Classic Computer Magazine Archive COMPUTE! ISSUE 147 / DECEMBER 1992 / PAGE 126

Grand Prix Unlimited. (computer game) (Software Review) (Evaluation)
by Clayton Walnum

If Accolade is conspiring to put together the most impressive collection of high-quality sports simulations on the planet, it's well on its way to achieving that goal. One thing's for sure: With titles like Mike Ditka Ultimate Foot ball, Winter Challenge, and Hard Ball 11 already under its belt, the quality of Grand Prix Unlimited will be no surprise to Accolade's fans.

As with most of Accolade's sports simulations, Grand Prix Unlimited offers virtually complete control over the sporting experience, which in this case is Formula One racing. On the macro scale, you can choose a practice session or a single race, or you can take to the road in a battle for the World Championship. As you dig deeper into the game, however, you'll discover a plethora of options, including the ability to modify your car's attributes, the track's weather conditions, and your skill level. There's even a built-in track architect program for constructing your dream racing environment, piece by piece.

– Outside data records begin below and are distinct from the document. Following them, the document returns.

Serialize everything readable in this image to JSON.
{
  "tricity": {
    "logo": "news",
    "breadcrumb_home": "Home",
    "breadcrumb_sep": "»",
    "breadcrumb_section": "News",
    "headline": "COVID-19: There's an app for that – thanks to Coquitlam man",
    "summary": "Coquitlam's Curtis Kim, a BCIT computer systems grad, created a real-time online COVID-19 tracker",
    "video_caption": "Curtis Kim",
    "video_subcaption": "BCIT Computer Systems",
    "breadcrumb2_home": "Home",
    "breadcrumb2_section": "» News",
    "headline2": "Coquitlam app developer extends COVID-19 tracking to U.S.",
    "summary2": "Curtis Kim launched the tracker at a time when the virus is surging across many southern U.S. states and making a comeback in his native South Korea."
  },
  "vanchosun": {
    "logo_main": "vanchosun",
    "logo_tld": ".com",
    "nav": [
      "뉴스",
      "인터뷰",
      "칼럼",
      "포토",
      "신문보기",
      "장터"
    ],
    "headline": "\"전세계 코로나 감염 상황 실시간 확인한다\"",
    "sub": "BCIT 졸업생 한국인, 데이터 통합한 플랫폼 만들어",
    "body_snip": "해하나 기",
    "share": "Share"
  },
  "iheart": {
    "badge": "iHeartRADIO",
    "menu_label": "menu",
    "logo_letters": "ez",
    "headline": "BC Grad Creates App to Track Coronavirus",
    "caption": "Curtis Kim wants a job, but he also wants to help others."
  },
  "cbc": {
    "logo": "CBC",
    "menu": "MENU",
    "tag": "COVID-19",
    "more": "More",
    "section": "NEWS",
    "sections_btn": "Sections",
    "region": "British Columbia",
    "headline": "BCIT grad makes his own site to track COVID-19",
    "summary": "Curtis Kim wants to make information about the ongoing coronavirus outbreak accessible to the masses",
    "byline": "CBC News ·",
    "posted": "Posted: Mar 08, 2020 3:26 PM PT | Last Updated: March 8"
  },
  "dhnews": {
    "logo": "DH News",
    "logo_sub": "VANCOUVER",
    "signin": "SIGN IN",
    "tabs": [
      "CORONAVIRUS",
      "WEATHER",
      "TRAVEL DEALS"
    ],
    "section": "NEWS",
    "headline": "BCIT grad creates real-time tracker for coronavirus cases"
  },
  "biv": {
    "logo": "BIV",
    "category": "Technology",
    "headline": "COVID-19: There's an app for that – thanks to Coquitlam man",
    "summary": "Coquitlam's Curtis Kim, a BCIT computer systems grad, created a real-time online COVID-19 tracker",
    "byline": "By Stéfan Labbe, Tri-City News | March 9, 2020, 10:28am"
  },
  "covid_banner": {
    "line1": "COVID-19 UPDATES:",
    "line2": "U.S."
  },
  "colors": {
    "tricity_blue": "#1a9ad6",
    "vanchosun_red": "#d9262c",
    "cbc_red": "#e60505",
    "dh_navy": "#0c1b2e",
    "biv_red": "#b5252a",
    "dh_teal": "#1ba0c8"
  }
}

Because Grand Prix Unlimited is a fairly complicated simulation, you'll need to spend time in the practice or single-race mode before joining the circuit for the World Championship. In these modes, you start by selecting your car and track, and then move to the starting line for your first-person-perspective race. For each race, you can set the number of laps, the weather conditions, and the number of opponents.

During a race, the game controls are sensitive and quick to react. It takes skill on the joystick or keyboard to keep your car screaming down the blacktop. Luckily, novice drivers have a number of helpful options from which to choose, including automatic shifting and steering. You can also set the skill level to one of five levels, which determine the speed and aggressiveness of the other drivers. On the Novice level, just keeping your car on the road is all that's required to take first place, whereas at the Pro level only awesome joystick wizards have a chance of making it to the World Championship.

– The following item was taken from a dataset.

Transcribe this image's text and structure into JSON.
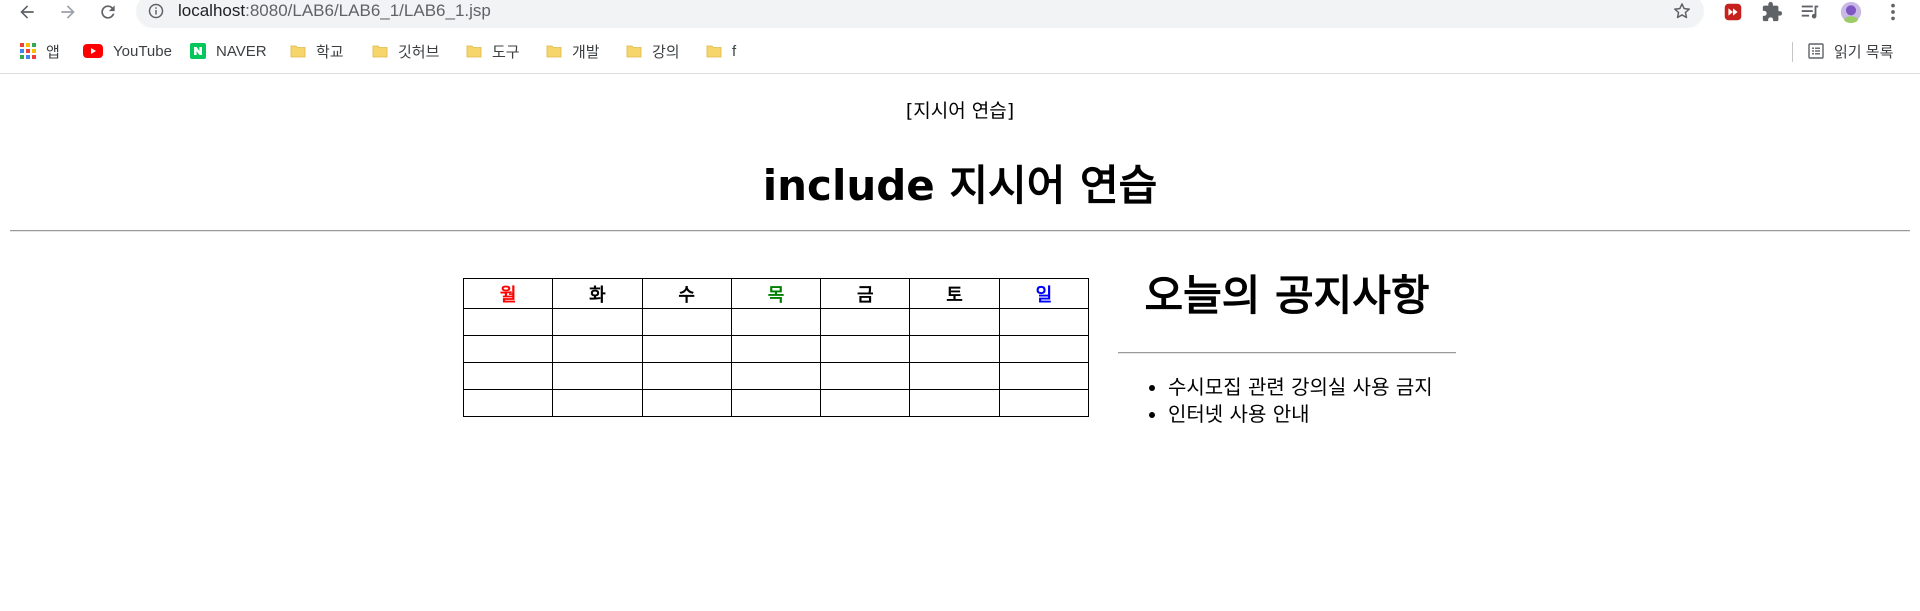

After you get the hang of driving, you'll want to experiment with your car's attributes. By accessing the Car Adjustments screen, you can change the height of your view, the sensitivity of your brakes and steering, tire types, and more. These options allow you to fine-tune your car's performance to a specific track, a skill that must be mastered by any Grand Prix champion.

If Grand Prix Unlimited has a failing, it's the program's cheesy sound effects. Even on a Sound Blaster card, the car's engine sounds more like someone tuning a shortwave radio than it does the roar of screaming steel. Worse, the screeching-tire sound effect is not unlike the squealing of a distressed hamster. The music, too, is so intrusive that you'll turn it off before you even finish your first race.

Bad sound effects aside, Grand Prix Unlimited is a solid--albeit not groundbreaking--racing simulation. With its fully configurable cars, tracks, and racing circuits, it certainly has more features than can be described in a short review. (I didn't even mention the wonderful, VCR-like instant-replay feature.) If nothing else, all those options will keep race fans happily burning up the track. IBM PC or compatible; 640K RAM; MCGA or VGA; hard disk; joystick recommended; supports Ad Lib, Sound Blaster, and Roland sound--$59.95 ACCOLADE 5300 Stevens Creek Blvd. San Jose, CA 95129 (408) 985-1700 Circle Reader Service Number 349